AB - Outbreaks of highly pathogenic avian influenza (HPAI) can cause large losses for the poultry sector and for animal disease controlling authorities, as well as risks for animal and human welfare. In the current simulation approach epidemiological and economic models are combined to compare different strategies to control highly pathogenic avian influenza in Dutch poultry flocks. Evaluated control strategies are the minimum EU strategy (i.e., culling of infected flocks, transport regulations, tracing and screening of contact flocks, establishment of protection and surveillance zones), and additional control strategies comprising pre-emptive culling of all susceptible poultry flocks in an area around infected flocks (1. km, 3. km and 10. km) and emergency vaccination of all flocks except broilers around infected flocks (3. km).Simulation results indicate that the EU strategy is not sufficient to eradicate an epidemic in high density poultry areas. From an epidemiological point of view, this strategy is the least effective, while pre-emptive culling in 10. km radius is the most effective of the studied strategies. But these two strategies incur the highest costs due to long duration (EU strategy) and large-scale culling (pre-emptive culling in 10. km radius). Other analysed pre-emptive culling strategies (i.e., in 1. km and 3. km radius) are more effective than the analysed emergency vaccination strategy (in 3. km radius) in terms of duration and size of the epidemics, despite the assumed optimistic vaccination capacity of 20 farms per day. However, the total costs of these strategies differ only marginally. Extending the capacity for culling substantially reduces the duration, size and costs of the epidemic.This study demonstrates the strength of combining epidemiological and economic model analysis to gain insight in a range of consequences and thus to serve as a decision support tool in the control of HPAI epidemics.

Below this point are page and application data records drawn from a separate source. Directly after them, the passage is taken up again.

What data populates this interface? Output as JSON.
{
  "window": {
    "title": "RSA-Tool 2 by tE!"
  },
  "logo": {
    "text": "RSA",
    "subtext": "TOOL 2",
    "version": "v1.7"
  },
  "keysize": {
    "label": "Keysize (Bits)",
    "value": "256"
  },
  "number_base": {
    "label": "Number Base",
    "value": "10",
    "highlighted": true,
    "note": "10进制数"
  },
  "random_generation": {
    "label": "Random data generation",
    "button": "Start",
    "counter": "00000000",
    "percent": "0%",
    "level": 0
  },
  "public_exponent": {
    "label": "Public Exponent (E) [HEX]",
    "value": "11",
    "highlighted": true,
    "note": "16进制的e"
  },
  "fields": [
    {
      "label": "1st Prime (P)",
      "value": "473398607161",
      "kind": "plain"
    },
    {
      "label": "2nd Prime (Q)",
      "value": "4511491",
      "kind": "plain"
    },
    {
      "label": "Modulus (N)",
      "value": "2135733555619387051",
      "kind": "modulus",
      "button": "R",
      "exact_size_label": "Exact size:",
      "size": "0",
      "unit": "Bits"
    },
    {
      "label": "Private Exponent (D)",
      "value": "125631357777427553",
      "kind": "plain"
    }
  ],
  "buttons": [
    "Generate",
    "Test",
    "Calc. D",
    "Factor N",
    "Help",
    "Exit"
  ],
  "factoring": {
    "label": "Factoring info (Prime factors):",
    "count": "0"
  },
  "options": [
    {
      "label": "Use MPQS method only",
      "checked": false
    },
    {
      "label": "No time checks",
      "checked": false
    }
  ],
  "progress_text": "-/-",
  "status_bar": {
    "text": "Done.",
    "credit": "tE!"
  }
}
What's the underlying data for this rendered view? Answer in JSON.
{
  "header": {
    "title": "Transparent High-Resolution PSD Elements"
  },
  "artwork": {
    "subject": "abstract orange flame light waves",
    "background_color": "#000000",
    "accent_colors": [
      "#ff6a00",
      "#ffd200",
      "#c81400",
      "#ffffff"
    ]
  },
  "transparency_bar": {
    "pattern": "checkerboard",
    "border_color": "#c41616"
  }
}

KW - Control strategy

KW - Economic assessment

KW - Epidemiological model

KW - Highly pathogenic avian influenza

KW - HPAI

KW - Pre-emptive culling

KW - Vaccination

U2 - 10.1016/j.prevetmed.2015.06.006

DO - 10.1016/j.prevetmed.2015.06.006

M3 - Article

VL - 121

SP - 142

EP - 150

JO - Preventive Veterinary Medicine

JF - Preventive Veterinary Medicine

SN - 0167-5877

IS - 1-2

ER -